Regretfully, we will, for the present, have to continue relying on the utilization of fossil fuels for our energy needs [“Mayor’s politicking over Port lease hurts maritime industry,” Opinion, May 6].

When our mayor attempts to block the Shell oil rig from temporarily docking in Seattle, he engages in formulating pie-in-the-sky rhetoric by stating that it’s time to focus on the economy of the future: clean energy, electric cars and transit.

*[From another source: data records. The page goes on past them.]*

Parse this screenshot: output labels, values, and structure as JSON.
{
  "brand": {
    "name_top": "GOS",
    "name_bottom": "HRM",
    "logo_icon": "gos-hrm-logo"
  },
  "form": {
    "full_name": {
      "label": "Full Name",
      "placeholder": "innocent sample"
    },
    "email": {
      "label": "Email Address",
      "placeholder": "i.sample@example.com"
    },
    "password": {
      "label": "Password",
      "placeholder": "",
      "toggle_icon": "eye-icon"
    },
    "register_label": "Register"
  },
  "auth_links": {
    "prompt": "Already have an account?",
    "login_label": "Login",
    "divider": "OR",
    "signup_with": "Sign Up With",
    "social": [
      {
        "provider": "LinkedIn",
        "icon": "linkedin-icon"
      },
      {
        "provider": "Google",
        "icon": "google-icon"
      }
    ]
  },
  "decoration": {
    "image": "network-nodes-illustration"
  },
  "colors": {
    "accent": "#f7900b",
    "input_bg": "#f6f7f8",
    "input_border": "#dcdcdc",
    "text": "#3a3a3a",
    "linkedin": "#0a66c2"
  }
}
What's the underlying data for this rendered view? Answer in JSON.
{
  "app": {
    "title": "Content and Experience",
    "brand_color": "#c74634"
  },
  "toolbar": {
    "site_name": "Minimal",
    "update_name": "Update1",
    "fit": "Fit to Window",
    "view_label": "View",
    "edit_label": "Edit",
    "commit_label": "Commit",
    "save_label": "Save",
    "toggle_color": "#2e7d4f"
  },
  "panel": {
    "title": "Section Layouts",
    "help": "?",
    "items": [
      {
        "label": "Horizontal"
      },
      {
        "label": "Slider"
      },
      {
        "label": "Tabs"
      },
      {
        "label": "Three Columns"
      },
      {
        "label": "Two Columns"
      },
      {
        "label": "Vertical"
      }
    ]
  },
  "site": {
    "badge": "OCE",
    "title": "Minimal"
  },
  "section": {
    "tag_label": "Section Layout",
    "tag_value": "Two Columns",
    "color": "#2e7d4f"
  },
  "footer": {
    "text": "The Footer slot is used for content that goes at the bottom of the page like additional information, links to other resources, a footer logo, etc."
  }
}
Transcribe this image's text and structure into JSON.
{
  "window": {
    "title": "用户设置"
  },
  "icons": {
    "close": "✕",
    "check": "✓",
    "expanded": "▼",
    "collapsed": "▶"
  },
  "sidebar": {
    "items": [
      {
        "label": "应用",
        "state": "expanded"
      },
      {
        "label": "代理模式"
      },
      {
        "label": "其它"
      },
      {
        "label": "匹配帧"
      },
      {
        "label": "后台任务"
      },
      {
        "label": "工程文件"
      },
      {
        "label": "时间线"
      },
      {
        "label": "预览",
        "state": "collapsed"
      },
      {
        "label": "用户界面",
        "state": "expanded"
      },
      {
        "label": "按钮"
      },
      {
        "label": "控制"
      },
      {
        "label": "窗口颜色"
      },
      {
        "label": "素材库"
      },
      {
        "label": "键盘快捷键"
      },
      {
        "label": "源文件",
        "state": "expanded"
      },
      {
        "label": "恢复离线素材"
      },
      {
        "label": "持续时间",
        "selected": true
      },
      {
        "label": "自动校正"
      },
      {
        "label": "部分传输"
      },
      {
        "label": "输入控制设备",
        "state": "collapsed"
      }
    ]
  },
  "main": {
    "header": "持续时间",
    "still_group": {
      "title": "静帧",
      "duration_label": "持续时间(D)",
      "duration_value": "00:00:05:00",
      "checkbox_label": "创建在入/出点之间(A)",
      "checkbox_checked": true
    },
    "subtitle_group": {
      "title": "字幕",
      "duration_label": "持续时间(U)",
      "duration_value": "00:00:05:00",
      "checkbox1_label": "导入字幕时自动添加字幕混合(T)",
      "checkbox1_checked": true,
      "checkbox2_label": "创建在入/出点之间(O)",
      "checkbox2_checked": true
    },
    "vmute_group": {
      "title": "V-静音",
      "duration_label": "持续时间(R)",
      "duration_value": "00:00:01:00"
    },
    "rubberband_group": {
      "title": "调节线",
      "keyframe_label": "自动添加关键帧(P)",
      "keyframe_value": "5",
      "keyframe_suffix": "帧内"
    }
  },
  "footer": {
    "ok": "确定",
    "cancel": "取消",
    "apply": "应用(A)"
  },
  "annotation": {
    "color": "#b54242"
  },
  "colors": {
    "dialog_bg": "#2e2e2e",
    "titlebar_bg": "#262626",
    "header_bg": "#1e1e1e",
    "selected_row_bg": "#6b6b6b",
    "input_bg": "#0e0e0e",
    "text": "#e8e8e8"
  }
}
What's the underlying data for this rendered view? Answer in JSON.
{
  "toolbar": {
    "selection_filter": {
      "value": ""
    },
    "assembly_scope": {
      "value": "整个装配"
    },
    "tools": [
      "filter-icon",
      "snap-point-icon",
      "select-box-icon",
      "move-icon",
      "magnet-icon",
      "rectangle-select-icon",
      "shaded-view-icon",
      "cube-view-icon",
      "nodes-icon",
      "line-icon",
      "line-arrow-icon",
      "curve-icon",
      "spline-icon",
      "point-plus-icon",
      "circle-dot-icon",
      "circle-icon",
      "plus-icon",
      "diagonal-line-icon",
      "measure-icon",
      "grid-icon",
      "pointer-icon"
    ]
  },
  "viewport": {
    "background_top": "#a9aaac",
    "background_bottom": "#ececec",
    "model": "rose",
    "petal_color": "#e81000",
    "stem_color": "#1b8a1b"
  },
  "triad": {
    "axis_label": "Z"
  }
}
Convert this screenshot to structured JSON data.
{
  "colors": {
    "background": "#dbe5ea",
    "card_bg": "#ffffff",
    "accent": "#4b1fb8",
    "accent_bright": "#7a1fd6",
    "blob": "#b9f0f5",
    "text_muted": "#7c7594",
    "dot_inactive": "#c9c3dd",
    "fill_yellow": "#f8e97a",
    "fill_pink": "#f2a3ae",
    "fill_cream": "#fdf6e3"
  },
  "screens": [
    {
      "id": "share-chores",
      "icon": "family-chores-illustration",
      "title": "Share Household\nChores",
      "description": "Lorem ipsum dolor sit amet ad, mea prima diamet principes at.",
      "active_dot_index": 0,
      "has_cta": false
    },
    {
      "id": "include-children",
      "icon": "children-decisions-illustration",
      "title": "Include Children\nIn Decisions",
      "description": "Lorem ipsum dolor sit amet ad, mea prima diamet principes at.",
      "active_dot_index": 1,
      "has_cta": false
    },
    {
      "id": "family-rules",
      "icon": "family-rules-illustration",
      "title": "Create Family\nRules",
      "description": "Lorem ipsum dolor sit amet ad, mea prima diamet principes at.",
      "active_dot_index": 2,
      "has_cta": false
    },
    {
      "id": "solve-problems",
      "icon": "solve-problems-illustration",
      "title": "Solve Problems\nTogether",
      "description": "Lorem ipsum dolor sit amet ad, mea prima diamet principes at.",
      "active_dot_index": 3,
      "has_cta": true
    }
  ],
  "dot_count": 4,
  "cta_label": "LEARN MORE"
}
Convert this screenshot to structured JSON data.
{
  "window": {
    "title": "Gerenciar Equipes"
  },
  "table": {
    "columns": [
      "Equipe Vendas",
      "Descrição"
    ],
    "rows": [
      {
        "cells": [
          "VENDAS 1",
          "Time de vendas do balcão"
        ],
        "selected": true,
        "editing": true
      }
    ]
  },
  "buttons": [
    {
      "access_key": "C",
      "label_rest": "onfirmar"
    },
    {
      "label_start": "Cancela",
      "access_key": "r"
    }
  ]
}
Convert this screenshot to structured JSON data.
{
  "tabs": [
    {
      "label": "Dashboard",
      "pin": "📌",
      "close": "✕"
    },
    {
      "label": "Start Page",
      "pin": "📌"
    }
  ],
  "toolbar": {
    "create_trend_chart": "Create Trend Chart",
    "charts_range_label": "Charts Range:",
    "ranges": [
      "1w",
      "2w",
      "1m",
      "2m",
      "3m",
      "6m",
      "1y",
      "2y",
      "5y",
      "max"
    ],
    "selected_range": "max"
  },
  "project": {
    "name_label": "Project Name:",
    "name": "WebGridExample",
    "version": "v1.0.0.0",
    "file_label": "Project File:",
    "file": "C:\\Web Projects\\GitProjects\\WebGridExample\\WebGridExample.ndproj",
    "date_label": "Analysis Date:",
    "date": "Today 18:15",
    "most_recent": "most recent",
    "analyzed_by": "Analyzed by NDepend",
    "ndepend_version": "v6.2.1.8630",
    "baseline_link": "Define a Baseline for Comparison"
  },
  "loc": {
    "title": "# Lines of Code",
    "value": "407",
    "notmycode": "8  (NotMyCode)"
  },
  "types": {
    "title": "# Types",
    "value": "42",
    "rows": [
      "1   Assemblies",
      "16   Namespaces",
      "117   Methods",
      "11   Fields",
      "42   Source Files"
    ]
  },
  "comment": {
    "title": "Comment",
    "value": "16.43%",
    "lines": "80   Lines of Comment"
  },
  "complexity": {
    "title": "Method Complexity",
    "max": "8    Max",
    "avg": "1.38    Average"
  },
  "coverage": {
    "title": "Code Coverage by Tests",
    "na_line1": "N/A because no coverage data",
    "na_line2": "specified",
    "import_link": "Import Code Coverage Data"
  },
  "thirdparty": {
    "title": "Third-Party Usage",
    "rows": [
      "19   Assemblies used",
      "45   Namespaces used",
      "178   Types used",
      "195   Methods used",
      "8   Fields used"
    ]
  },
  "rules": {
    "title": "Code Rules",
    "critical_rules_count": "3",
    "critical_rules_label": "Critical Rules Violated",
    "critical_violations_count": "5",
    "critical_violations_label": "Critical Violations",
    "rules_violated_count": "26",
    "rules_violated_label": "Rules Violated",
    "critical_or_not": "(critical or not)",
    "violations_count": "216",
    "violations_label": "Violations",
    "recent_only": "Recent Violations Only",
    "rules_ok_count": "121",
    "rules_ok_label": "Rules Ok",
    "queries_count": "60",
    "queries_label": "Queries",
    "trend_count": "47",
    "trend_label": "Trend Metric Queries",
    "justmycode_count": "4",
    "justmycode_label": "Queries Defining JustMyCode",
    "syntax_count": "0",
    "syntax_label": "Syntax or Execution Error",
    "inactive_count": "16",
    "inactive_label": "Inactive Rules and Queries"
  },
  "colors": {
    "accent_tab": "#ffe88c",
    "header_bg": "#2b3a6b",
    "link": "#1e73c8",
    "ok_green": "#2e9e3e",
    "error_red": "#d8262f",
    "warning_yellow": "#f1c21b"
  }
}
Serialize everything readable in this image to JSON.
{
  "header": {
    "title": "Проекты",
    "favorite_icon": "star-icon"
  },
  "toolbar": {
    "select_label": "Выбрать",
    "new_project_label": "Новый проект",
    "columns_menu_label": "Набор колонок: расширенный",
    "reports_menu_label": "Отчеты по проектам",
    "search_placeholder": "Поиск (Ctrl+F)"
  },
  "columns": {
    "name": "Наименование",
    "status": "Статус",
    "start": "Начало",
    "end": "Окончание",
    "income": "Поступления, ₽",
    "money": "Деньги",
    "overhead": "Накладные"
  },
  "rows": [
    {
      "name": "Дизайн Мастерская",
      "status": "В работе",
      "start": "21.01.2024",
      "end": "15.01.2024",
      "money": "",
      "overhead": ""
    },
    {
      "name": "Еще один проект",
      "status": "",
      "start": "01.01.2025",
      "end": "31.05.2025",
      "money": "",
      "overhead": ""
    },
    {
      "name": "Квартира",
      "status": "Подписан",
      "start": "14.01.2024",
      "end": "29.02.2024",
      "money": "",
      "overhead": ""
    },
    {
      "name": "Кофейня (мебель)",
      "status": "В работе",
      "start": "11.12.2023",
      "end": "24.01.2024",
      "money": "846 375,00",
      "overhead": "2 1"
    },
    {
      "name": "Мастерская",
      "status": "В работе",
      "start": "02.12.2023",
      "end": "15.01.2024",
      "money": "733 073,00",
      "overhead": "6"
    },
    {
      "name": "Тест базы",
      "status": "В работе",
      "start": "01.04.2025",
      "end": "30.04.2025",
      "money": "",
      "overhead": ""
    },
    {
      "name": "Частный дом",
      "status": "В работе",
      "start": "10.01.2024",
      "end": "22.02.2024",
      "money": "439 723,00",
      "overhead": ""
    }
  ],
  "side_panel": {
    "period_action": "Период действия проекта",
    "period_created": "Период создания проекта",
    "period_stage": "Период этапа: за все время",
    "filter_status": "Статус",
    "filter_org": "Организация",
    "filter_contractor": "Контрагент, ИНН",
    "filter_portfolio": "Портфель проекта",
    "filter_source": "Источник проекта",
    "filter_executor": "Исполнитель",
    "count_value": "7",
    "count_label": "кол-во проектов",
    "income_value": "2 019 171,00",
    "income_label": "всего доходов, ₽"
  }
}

That’s laudable, but that is in the future.

In the meantime, we have to cut back on fossil fuels but still rely upon them.

Martin Paup, Seattle

It’s ugly

A crane lifts a container at Terminal 5 (Ellen M. Banner / The Seattle Times).
A crane lifts a container at Terminal 5 (Ellen M. Banner / The Seattle Times).

Does anyone else notice how enormous and ugly the Shell offshore oil platform that would be semi-permanently docked in Elliott Bay is? It’s 300 feet tall — that dwarfs any other vessel moored here, and is taller than many permanent structures located within proximity to the shoreline.

It assuredly will impact views, tourism and quality of life here in a negative way.

This assault on our precious harbor must be stopped.

Gordon Griffiths, Seattle

Oil is in everything

In regard to the kayakers who are protesting the Shell oil rig coming to Seattle, this is a small list of what these protesters or any other kayaker will need for a one-day event: Life jacket, raincoat, wet suit (optional), first-aid kit, sunburn lotion, chapstick, sunglasses, backpack, water bottles, flashlight, bungee strap, bug repellent, waterproof boots, telephone, nylon rope, plastic bags and containers to keep food dry — and, of course, a big plastic kayak that you had to secure to the top of a Subaru to get to the beach.

My question: How can they effectively protest the drilling for petroleum when they support the petroleum industry by buying all the products made from petroleum?

Tom Ancich, Coupeville